Required work: Every entry below needs to be copied exactly.
=== Begin Enclosure ===
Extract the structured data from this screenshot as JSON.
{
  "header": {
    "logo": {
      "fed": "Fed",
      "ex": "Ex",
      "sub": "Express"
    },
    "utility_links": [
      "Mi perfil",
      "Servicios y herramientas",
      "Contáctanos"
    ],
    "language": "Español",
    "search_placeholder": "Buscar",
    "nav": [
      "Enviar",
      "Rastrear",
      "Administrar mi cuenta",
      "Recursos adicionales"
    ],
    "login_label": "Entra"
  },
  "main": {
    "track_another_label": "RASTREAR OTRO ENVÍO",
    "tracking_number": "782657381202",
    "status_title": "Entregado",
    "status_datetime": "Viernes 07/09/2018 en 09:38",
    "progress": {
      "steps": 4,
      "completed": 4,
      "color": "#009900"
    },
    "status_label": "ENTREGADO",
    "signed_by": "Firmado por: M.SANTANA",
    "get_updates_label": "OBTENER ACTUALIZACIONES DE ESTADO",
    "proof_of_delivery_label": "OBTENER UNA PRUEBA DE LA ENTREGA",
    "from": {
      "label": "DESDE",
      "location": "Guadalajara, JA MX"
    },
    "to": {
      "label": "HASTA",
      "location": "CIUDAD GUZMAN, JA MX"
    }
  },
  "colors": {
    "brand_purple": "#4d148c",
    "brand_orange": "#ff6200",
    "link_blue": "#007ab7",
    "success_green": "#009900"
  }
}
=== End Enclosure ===
Solution for this task:
Extract the structured data from this screenshot as JSON.
{
  "header": {
    "logo": {
      "fed": "Fed",
      "ex": "Ex",
      "sub": "Express"
    },
    "utility_links": [
      "Mi perfil",
      "Servicios y herramientas",
      "Contáctanos"
    ],
    "language": "Español",
    "search_placeholder": "Buscar",
    "nav": [
      "Enviar",
      "Rastrear",
      "Administrar mi cuenta",
      "Recursos adicionales"
    ],
    "login_label": "Entra"
  },
  "main": {
    "track_another_label": "RASTREAR OTRO ENVÍO",
    "tracking_number": "782657381202",
    "status_title": "Entregado",
    "status_datetime": "Viernes 07/09/2018 en 09:38",
    "progress": {
      "steps": 4,
      "completed": 4,
      "color": "#009900"
    },
    "status_label": "ENTREGADO",
    "signed_by": "Firmado por: M.SANTANA",
    "get_updates_label": "OBTENER ACTUALIZACIONES DE ESTADO",
    "proof_of_delivery_label": "OBTENER UNA PRUEBA DE LA ENTREGA",
    "from": {
      "label": "DESDE",
      "location": "Guadalajara, JA MX"
    },
    "to": {
      "label": "HASTA",
      "location": "CIUDAD GUZMAN, JA MX"
    }
  },
  "colors": {
    "brand_purple": "#4d148c",
    "brand_orange": "#ff6200",
    "link_blue": "#007ab7",
    "success_green": "#009900"
  }
}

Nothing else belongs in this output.